Like the governor, Christie’s advisers are wary of talking too much about the next presidential election. “The governor has been very clear to everyone around him that the focus is on 2013 and nothing but 2013,” says Palatucci. “People are trying to figure out what he’s doing? He’s just doing his job.”
But it’s clear that Christie thinks about how he might take his local success to the national stage. The day after his State of the State address, he played his moment cannily, hitting all three network morning shows.
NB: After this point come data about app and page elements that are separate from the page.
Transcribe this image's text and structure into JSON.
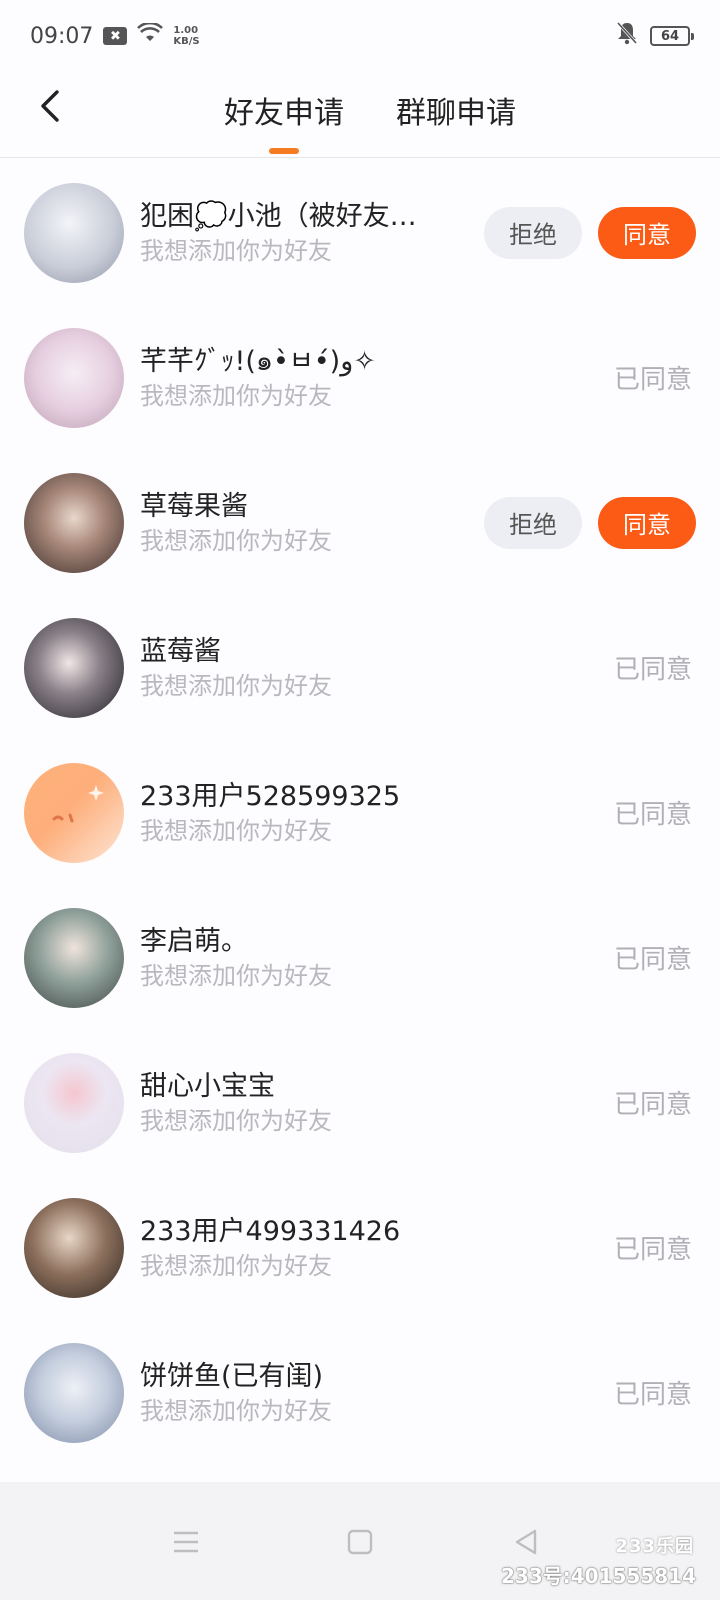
{
  "status_bar": {
    "time": "09:07",
    "speed_value": "1.00",
    "speed_unit": "KB/S",
    "battery": "64"
  },
  "header": {
    "tabs": [
      {
        "label": "好友申请",
        "active": true
      },
      {
        "label": "群聊申请",
        "active": false
      }
    ]
  },
  "requests": [
    {
      "name": "犯困💭小池（被好友…",
      "message": "我想添加你为好友",
      "state": "pending",
      "reject_label": "拒绝",
      "accept_label": "同意",
      "avatar_color": "#c9cdd8"
    },
    {
      "name": "芊芊ｸﾞｯ!(๑•̀ㅂ•́)و✧",
      "message": "我想添加你为好友",
      "state": "accepted",
      "status_label": "已同意",
      "avatar_color": "#e6cfe0"
    },
    {
      "name": "草莓果酱",
      "message": "我想添加你为好友",
      "state": "pending",
      "reject_label": "拒绝",
      "accept_label": "同意",
      "avatar_color": "#6b5a52"
    },
    {
      "name": "蓝莓酱",
      "message": "我想添加你为好友",
      "state": "accepted",
      "status_label": "已同意",
      "avatar_color": "#3a3a40"
    },
    {
      "name": "233用户528599325",
      "message": "我想添加你为好友",
      "state": "accepted",
      "status_label": "已同意",
      "avatar_color": "#fdae7a"
    },
    {
      "name": "李启萌。",
      "message": "我想添加你为好友",
      "state": "accepted",
      "status_label": "已同意",
      "avatar_color": "#7d8a84"
    },
    {
      "name": "甜心小宝宝",
      "message": "我想添加你为好友",
      "state": "accepted",
      "status_label": "已同意",
      "avatar_color": "#e7e2ee"
    },
    {
      "name": "233用户499331426",
      "message": "我想添加你为好友",
      "state": "accepted",
      "status_label": "已同意",
      "avatar_color": "#5c4a3e"
    },
    {
      "name": "饼饼鱼(已有闺)",
      "message": "我想添加你为好友",
      "state": "accepted",
      "status_label": "已同意",
      "avatar_color": "#c4cede"
    }
  ],
  "watermark": {
    "logo": "233乐园",
    "id": "233号:401555814"
  },
  "colors": {
    "accent": "#f57c20",
    "accept_button": "#fc5b16",
    "reject_button": "#eceef3",
    "muted_text": "#b8b8be"
  }
}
And when a local paper asked him the same question he was asked in late 2010—whether he was ready to be President—Christie struck a different tone. “Yeah, you’re damn right I’d be more ready,” he said.